But industry veteran Andrew Clarke says he is optimistic about the future of freight brokers due to increasing complexity of supply chains.
Speaking at Transparency19 in Atlanta, Clarke said the success of his last alma mater, North America’s largest truck brokerage C.H. Robinson (Nasdaq: CHRW), has “proven it’s been a great business to be in.”
There are currently 14,000 freight brokers registered by the Federal Motor Carrier Safety Administration (FMCSA) and “I would expect there to be even more in 2019 and 2020,” Clarke said.
He provided the example of Freightquote.com, which C.H. Robinson acquired in 2015.
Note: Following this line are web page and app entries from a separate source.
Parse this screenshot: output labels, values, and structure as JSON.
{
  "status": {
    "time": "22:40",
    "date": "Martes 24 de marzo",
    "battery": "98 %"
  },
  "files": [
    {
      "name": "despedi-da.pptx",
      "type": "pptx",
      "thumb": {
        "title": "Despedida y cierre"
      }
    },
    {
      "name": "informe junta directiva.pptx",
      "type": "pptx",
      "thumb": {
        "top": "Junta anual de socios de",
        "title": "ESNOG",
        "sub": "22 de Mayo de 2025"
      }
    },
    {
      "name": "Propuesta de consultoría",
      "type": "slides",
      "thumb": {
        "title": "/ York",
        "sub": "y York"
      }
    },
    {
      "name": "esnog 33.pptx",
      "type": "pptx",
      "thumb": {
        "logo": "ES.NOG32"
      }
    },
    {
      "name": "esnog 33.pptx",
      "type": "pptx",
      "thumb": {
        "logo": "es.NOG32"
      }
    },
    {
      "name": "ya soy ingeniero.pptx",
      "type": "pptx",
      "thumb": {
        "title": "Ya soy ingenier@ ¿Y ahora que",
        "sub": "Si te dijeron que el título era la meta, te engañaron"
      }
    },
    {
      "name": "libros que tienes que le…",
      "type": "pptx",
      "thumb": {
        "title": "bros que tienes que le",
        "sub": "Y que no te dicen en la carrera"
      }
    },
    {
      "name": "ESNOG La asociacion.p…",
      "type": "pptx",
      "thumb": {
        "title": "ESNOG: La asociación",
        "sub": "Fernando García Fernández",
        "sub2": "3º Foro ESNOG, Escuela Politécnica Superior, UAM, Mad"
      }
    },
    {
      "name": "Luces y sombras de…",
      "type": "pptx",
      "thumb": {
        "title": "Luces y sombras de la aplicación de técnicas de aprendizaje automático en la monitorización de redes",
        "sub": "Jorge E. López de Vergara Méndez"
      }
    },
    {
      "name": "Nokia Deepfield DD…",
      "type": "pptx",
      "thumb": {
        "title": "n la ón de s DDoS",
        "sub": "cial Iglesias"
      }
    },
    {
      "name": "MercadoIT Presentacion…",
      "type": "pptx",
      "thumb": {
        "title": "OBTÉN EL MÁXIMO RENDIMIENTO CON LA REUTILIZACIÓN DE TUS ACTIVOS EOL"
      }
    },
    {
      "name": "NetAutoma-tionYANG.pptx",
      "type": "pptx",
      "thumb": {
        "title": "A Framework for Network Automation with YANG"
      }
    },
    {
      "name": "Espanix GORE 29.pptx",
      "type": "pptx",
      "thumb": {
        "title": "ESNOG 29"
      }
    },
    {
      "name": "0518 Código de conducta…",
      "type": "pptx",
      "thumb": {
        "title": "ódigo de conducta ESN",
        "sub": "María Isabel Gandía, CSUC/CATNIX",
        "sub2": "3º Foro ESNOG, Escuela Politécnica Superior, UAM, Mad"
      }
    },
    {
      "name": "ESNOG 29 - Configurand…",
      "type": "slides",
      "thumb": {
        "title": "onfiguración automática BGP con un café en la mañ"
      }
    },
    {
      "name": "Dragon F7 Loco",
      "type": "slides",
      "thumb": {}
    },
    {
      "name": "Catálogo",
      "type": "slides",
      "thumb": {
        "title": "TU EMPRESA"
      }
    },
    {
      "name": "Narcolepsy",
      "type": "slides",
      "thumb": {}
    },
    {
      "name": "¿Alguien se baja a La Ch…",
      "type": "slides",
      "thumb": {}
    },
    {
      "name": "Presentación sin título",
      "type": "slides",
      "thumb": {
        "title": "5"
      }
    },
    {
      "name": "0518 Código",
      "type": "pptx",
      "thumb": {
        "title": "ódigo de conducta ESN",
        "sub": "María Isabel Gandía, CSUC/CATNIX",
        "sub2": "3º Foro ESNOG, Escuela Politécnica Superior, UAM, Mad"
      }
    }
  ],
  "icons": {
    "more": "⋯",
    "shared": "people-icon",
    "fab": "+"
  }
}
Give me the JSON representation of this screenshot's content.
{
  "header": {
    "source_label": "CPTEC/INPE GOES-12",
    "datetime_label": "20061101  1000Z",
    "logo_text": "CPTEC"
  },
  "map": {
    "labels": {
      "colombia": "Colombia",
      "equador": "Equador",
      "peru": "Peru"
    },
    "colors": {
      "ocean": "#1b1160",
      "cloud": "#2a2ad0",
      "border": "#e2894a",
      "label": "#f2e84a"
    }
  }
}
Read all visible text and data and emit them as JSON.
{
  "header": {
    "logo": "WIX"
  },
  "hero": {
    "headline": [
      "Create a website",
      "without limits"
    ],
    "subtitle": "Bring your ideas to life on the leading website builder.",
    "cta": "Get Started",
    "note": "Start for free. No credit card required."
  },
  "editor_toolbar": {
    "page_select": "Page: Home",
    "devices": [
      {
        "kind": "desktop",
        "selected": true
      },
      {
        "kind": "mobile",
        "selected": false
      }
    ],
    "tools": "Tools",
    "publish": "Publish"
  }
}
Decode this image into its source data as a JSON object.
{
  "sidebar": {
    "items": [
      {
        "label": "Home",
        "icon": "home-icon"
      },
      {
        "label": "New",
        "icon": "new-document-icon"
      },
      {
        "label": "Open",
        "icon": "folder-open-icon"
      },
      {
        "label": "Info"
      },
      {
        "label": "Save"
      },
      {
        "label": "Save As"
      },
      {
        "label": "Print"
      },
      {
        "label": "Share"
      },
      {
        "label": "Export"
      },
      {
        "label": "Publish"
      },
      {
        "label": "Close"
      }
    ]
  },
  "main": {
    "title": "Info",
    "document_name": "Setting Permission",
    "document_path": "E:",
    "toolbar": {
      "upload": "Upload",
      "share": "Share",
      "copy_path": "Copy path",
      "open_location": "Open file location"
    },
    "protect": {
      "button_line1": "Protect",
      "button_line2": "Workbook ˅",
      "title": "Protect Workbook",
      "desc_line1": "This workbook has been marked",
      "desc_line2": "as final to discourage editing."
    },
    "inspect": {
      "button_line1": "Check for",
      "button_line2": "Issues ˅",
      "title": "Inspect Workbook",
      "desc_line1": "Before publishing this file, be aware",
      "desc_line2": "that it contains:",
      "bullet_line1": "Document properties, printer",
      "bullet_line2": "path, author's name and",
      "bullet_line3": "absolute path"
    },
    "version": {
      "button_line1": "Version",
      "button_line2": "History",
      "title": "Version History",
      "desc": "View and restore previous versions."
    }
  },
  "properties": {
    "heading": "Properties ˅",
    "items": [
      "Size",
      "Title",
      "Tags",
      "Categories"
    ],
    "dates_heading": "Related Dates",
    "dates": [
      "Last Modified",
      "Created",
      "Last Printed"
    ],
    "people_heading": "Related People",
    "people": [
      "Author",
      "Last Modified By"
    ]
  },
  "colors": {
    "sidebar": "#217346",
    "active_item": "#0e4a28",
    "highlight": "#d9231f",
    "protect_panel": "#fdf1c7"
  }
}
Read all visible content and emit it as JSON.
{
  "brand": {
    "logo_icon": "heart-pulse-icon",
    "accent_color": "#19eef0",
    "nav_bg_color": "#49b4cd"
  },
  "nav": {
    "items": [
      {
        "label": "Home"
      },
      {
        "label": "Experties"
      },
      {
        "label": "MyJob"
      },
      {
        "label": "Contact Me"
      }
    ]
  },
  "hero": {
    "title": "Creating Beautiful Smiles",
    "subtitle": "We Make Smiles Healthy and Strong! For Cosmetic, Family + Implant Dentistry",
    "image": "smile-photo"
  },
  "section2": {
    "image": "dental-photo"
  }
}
Clarke said the thinking behind that Freightquote.com acquisition was that C.H. Robinson “could turn off the lights and it would take care of all the transactions.” But four years after its transaction, Freightquote.com still employs 1,000 people.
“It has great technology to connect carriers and customers,” Clarke said. “There are still people helping the customer, but they are more effective and efficient because of the technology.”
Clarke, who started out in investment banking with Deutsche Bank in 1998, said the current era in logistics reminds him of the first “dot-com” boom due to the amount of new technology and capital available to the sector.
“I’ll tip my hat to the people that are actually developing and utilizing technology right now,” Clarke said.
“But my joke is, what do the Easter Bunny and the digital broker have in common? Neither of them actually exist.”
That said, Clarke did warn that freight brokers need to up their game in terms of services beyond transportation and warehousing. Instead, brokers will need to be familiar with planning, sourcing, demand, inventory and even returns to keep a customer’s book of business.
“Simply saying, ‘Hey, I’ve got a truck and I can show you on the map where it is’ is not that interesting if you can’t tell your customer what is on that truck and what they need to prepare for when it arrives,” Clarke said.
He cited the example of large shippers such as General Motors (NYSE: GM). With different silos involved in planning, production and labor, Clarke said a supply chain partner is one that can knit them together.
“Just think of that complexity from one customer and multiply by the thousands of shippers out there,” Clarke said.
The future of freight brokers may also seem dim as some large e-commerce companies build their logistics operations and open them up to third party customers.
Clarke said the rise of e-commerce has definitely altered the trucking landscape with more distribution closer to customers and a shorter length-of-haul for carriers. But the speed of those deliveries and inventory refreshes is an overall positive. .
“E-commerce writ large is a good thing for intermediaries,” Clarke said. “The length-of-haul has come down dramatically, but your velocity has increased. That allows intermediaries to play in a much more broader field.”